Waltheof was succeeded by the first Norman dynasty to rule the manor of Sheffield. William de Lovetot built a wooden ‘Motte and Bailey’ castle in central Sheffield, very likely on the same spot as Waltheof’s Anglo Saxon hall. The site was at the confluence of the rivers Don and Sheaf, which flanked two sides of the castle; the remaining two sides were protected by a wide moat. The de Lovetots and their descendants were noted for their quiet rule, being peaceable, law abiding and religious, allowing the town to flourish.

The de Lovetot line lasted until 1198 when Lady Maud married Gerard de Furnival, member of a warlike and adventurous knightly family. It was under the de Furnivals that the castle now known from the archiological site under Sheffield’s Castle Market was built. In 1266, a barons’ uprising under the leadership of John D’Eyvill torched the town, destroying the existing wooden structures. Thomas de Furnival, the Lord of the Manor, then applied for permission to build a new stone castle on the site of the old one. The mighty Sheffield Castle was completed in 1270, at almost four acres in size one of the largest castles in the country. With a large moat and walls six feet thick, it took the largest cannon in England to overcome the castle during the English Civil War of the 17th century.

image of Sheffield CathedralThe de Furnivals obtained a market charter in 1296 for markets to be held on Tuesdays and a fair once a year, which made Sheffield a place of some dignity and importance. Their dynasty lasted until the death of William de Furnivals in 1383, at which point the manor passed through his daughter’s line to the famous soldier John Talbot, with whose family it would remain until 1616. Talbot had a long career as a senior English commander in France during the Hundred Years War, eventually meeting his end at the Battle of Castillon in 1453. In 1446, to reflect his great efforts, he was rewarded with the title Earl of Shrewsbury.

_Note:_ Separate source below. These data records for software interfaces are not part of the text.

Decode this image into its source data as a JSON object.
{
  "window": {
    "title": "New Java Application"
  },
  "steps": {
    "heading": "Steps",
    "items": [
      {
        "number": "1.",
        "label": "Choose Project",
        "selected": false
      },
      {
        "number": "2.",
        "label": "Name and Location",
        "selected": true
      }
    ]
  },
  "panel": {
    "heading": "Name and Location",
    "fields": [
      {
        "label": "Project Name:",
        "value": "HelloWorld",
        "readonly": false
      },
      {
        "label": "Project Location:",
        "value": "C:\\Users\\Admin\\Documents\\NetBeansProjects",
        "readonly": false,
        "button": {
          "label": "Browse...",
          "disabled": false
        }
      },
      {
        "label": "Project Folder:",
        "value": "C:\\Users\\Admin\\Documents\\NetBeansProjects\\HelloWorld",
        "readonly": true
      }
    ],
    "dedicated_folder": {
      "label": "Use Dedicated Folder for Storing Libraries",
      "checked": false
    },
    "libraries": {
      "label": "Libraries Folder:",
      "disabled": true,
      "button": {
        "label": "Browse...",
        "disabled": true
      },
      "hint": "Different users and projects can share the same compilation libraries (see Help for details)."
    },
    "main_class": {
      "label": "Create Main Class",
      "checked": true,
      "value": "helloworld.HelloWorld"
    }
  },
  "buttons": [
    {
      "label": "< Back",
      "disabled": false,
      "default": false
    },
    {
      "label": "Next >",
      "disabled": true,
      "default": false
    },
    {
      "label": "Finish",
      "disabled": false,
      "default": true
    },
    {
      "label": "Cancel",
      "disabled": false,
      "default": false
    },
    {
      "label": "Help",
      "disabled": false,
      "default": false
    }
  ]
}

During John’s tenure, around 1430, a new stone parish church was built in the Perpendicular style on the site of the previous wooden church; part of the 15th-century structure survives in what is now Sheffield Cathedral.

image of Bishops' house MuseumAnother well-connected family (although of lower status), the de Blythes, also owned land close to Sheffield. Towards the end of the fifteenth century the de Blythes enjoyed a moment of prominence in the church: William Blyth married a sister of the Archbishop of York, and his sons John and Geoffrey served as Bishop of Salisbury and Bishop of Lichfield and Coventry respectively – the latter also served Henry VII in a diplomatic capacity. The brothers’ generation of de Blythes, or perhaps the following one, built a small timber-framed manor house on a modest estate called Coltyard, which can now be visited as the Bishops’ House Museum.

The Talbots acquired considerable wealth, and by the time of the 4th Earl of Shrewsbury - George Talbot, one of the leading nobles under Henry VIII - it seemed appropriate to reflect the family’s status by building a new manor house. Sheffield Manor Lodge was located in the middle of the huge deer park, Sheffield Park, a mile away from the damp and dingy Sheffield Castle, which was now almost 300 years old. The park was eight miles in circumference, walled and fenced, boasting over 3,000 deer and some of the largest oak trees in the country. The Manor Lodge survives today in an attractively ruined state, and the family chapel established by George in 1520 can still be seen in Sheffield Cathedral. In the 1570s the Manor Lodge was considerably extended by the 6th Earl of Shrewsbury and his powerful wife, Bess of Hardwick, to provide suitable accommodation for the captive Mary Queen of Scots, who resided in Sheffield between the castle and the lodge for fourteen years.

The first census came just after 1600, at which point 2,200 persons were recorded as living in Sheffield. By that time, Sheffield was already on the way to dominance of the cutlery trade, which in the ensuing centuries would come to define its identity, bringing international connections and considerable wealth to the town.

David Templeman
Chair of the Friends of Sheffield Manor Lodge